“My dad is O negative blood type, and he would regularly give blood,” Norman notes. “I think he gave 15 gallons in his lifetime because he would go as often as possible. The example he set made giving blood seem normal.”

Whether you’ve donated before or are considering a donation for the first time, you may be understandably nervous and unsure about the process. Despite working in health care for many years, Joan Kanute, director of hospital programs at Advocate Sherman Hospital in Elgin, Ill., gave blood for the first time last year.

“I had never donated blood until last spring. I’m ashamed to say I hadn’t,” Kanute admits. “It benefits so many people and it directly benefited my family members.”

Despite the nerves, when Kanute walked away from her first appointment, she vowed to be a regular blood donor moving forward. She already donated for the second time at a recent blood drive.

“I’m so glad I finally donated blood; it was such a good experience,” Kanute reflects. “The process was painless and quick; I just had to get over the mental block I had about it.”

Giving blood may seem like a small contribution, but it has a tremendous lifesaving impact. A single donation typically takes about thirty minutes and can help save more than one life.

“If every person who is eligible to give blood donated just once a year, there would never be a shortage,” Norman shares. “Every donation makes an impact and creates a ripple effect.”

If you’re interested in giving blood, it’s important to make sure you’re eligible before making an appointment. To give blood you should be in overall good health, at least 16 years old and weigh 110 pounds. Additionally, you must have not donated blood in the last eight weeks.

Learn more about donating blood and make an appointment: Illinois | Wisconsin

Related Posts



  1. Can a person with Amemia donate blood?

  2. Elizabeth Blasko

    Hi Tiffany, eligibility varies by organization. Here is more information about Red Cross eligibility:

  3. Idea:
    Place a Red Cross Blood Donation Center at every hospital 24/7 for anyone who is eligible and willing.

  4. In response to Janice, having a donor center at each hospital especially 24/7 would not be practical. As we struggle with staffing so do the blood collection organizations. People are only eligible to donate whole blood once every 8 weeks so drives are often scheduled at sites using this eligibility time frame. There are also blood drives schedule in the community and most blood supplier websites have the ability to search for a drive nearby. Hope that helps make it easier.

Subscribe to health enews newsletter

About the Author

Elizabeth Blasko
Elizabeth Blasko
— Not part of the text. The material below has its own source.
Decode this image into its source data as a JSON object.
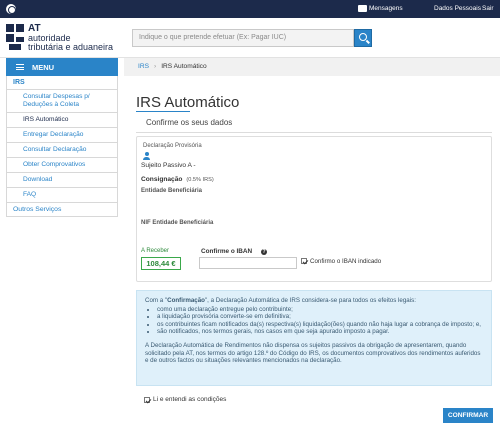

Elizabeth Blasko is a public affairs coordinator with Advocate Health Care and Aurora Health Care. She studied public relations and nonprofit leadership at Western Michigan University. Elizabeth previously worked at Bernie's Book Bank, a nonprofit dedicated to increasing book ownership among underserved children.